Target (NYSE:TGT) stock seemed to be finally turning a corner. After years of pressure from e-commerce giant Amazon and Walmart's digital reinvention, shares were significantly trailing the greater S&P 500 and posting a 5-year loss. Over the last year, however, shares have rallied in response to management's plans to reinvigorate the brand's shopping experience and improve its online shopping channel. 

Unfortunately, the company's first-quarter earnings put a halt to that rally. Target had a mixed report, outperforming on the top line with $16.8 billion in revenue but missing on the bottom line with adjusted earnings per share of $1.32 versus the analyst consensus of $1.39. Looking beyond the headline numbers, there are signs of improvement: Same-store sales increased by 3% during the quarter, and digital sales increased 28%, a higher clip than the 21% growth rate in the year-ago period.

Still, shares are down 6% this week. Is this a good time for value investors to establish a position?

Family shopping for school supplies.

Image Source: Getty Images

Margin erosion is real, and digital is a factor

Investors' largest concern was Target's margin erosion and its effects on profitability. Although Target's 29.8% gross margin was similar to the prior-year's 30% figure, down-line operating expenses like salaries and benefits increased more than expected, dragging operating margin down nearly a full percentage point -- from 7.1% last year to 6.2%. A certain amount of margin erosion was expected: In November the company raised starting salaries to better compete with Walmart, but the figure was higher than Wall Street's expectations.

While Target's digital growth should be welcomed, it also comes at a cost: reduced profitability. Management noted investments in digital operations and fulfillment and sales mix as contributors to the 90-basis point operating margin decline. The trade-off is that digital growth was a large factor in sales and traffic increases: The former increased 3.7% last quarter, the highest rate in a decade. Investors should continue to monitor how effectively Target balances digital growth with margin preservation, especially in light of higher labor costs.

Target's sell-off seems overdone

Margin concerns aside, the company outperformed on the top line, and it appears the company's $7 billion in investments are finally powering a turnaround. Even more encouraging is the 3.7% traffic increase with narrower gross-margin compression, which means Target's expense inflation is mostly labor-cost related and more easily managed by the company than product or third-party costs would be.

Target remains cheap by traditional metrics, even after its recent appreciation. Shares currently trade at a forward-earnings basis of 13.5x. Shares also yield 3.5%. Although first-quarter earnings underperformed, management reaffirmed full-year guidance, which is encouraging considering its operating margin headwinds.

The death of retail has been exaggerated. Larger operators like Target will continue to exist and thrive, provided they can improve their digital channels and provide seamless shopping experiences.

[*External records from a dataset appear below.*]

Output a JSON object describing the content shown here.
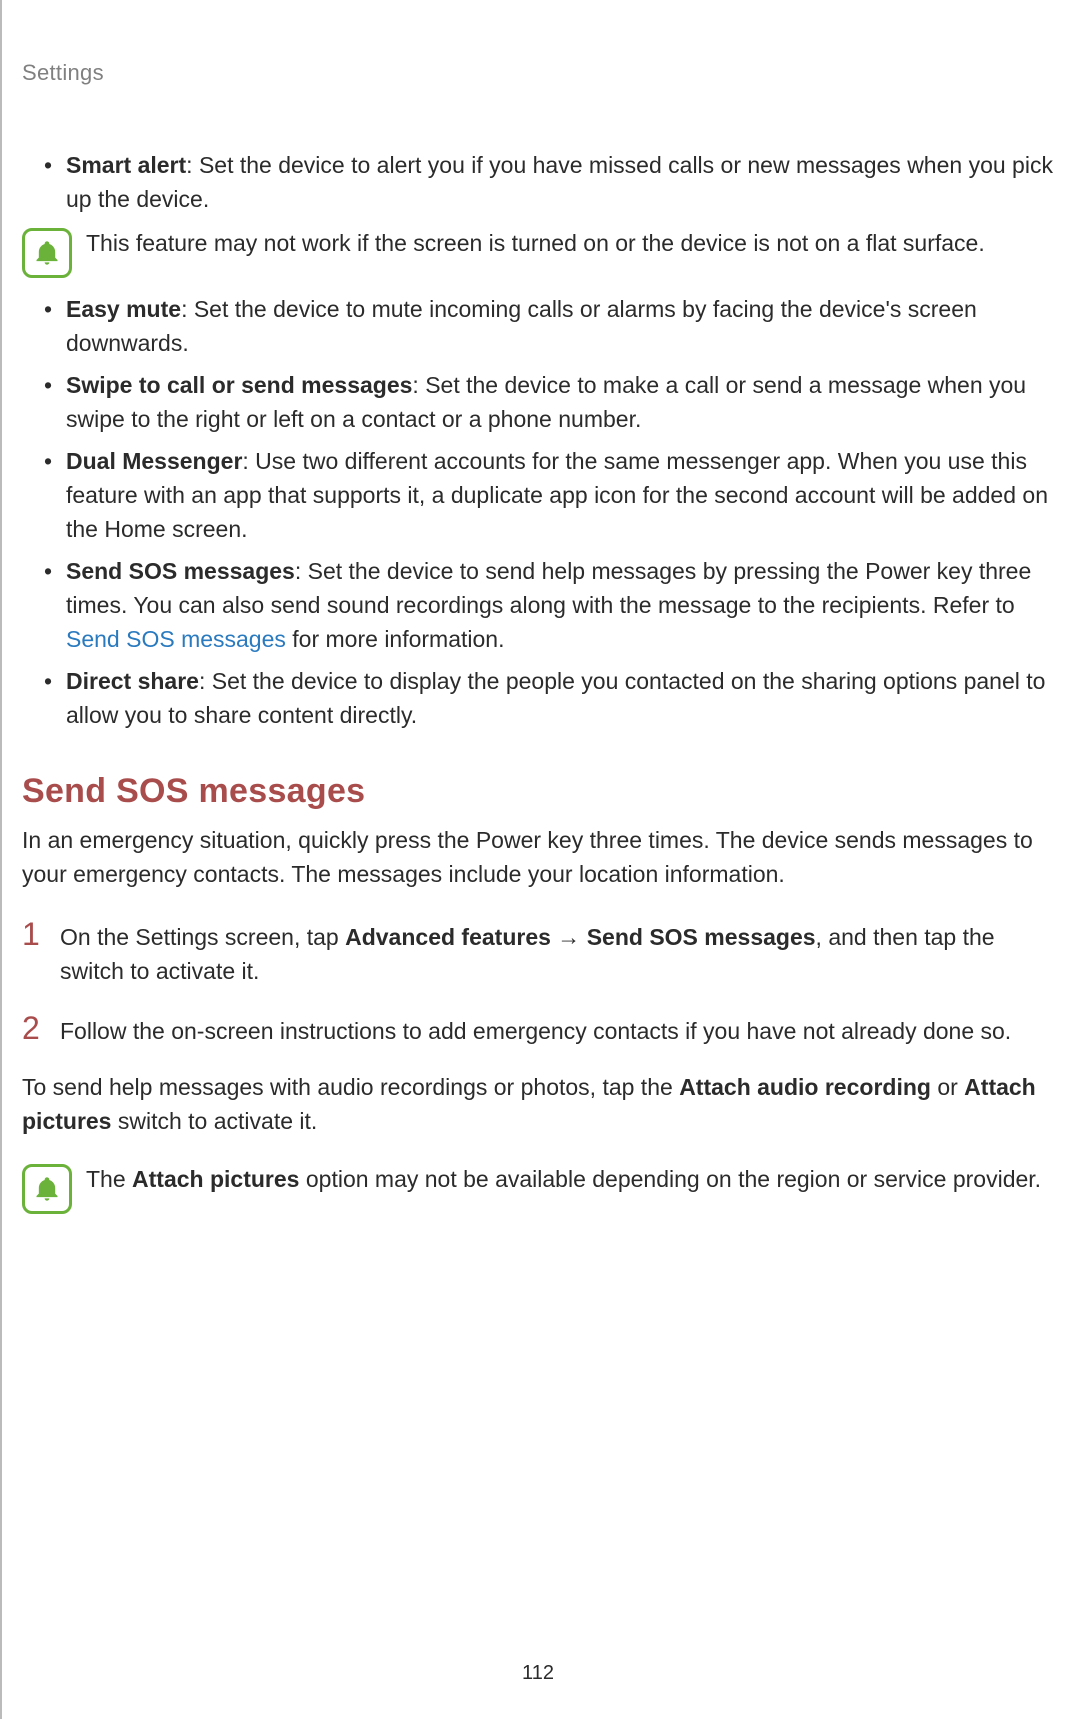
{
  "header": "Settings",
  "bullets_top": [
    {
      "title": "Smart alert",
      "desc": ": Set the device to alert you if you have missed calls or new messages when you pick up the device."
    }
  ],
  "note1": "This feature may not work if the screen is turned on or the device is not on a flat surface.",
  "bullets_mid": [
    {
      "title": "Easy mute",
      "desc": ": Set the device to mute incoming calls or alarms by facing the device's screen downwards."
    },
    {
      "title": "Swipe to call or send messages",
      "desc": ": Set the device to make a call or send a message when you swipe to the right or left on a contact or a phone number."
    },
    {
      "title": "Dual Messenger",
      "desc": ": Use two different accounts for the same messenger app. When you use this feature with an app that supports it, a duplicate app icon for the second account will be added on the Home screen."
    }
  ],
  "sos_bullet": {
    "title": "Send SOS messages",
    "before_link": ": Set the device to send help messages by pressing the Power key three times. You can also send sound recordings along with the message to the recipients. Refer to ",
    "link": "Send SOS messages",
    "after_link": " for more information."
  },
  "direct_share": {
    "title": "Direct share",
    "desc": ": Set the device to display the people you contacted on the sharing options panel to allow you to share content directly."
  },
  "section_title": "Send SOS messages",
  "section_intro": "In an emergency situation, quickly press the Power key three times. The device sends messages to your emergency contacts. The messages include your location information.",
  "step1": {
    "num": "1",
    "pre": "On the Settings screen, tap ",
    "b1": "Advanced features",
    "arrow": " → ",
    "b2": "Send SOS messages",
    "post": ", and then tap the switch to activate it."
  },
  "step2": {
    "num": "2",
    "text": "Follow the on-screen instructions to add emergency contacts if you have not already done so."
  },
  "attach_para": {
    "pre": "To send help messages with audio recordings or photos, tap the ",
    "b1": "Attach audio recording",
    "mid": " or ",
    "b2": "Attach pictures",
    "post": " switch to activate it."
  },
  "note2": {
    "pre": "The ",
    "b1": "Attach pictures",
    "post": " option may not be available depending on the region or service provider."
  },
  "page_number": "112"
}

John Mackey, CEO of Whole Foods Market, an Amazon subsidiary, is a member of The Motley Fool's board of directors. Jamal Carnette, CFA owns shares of Amazon and Target. The Motley Fool owns shares of and recommends Amazon. The Motley Fool has a disclosure policy.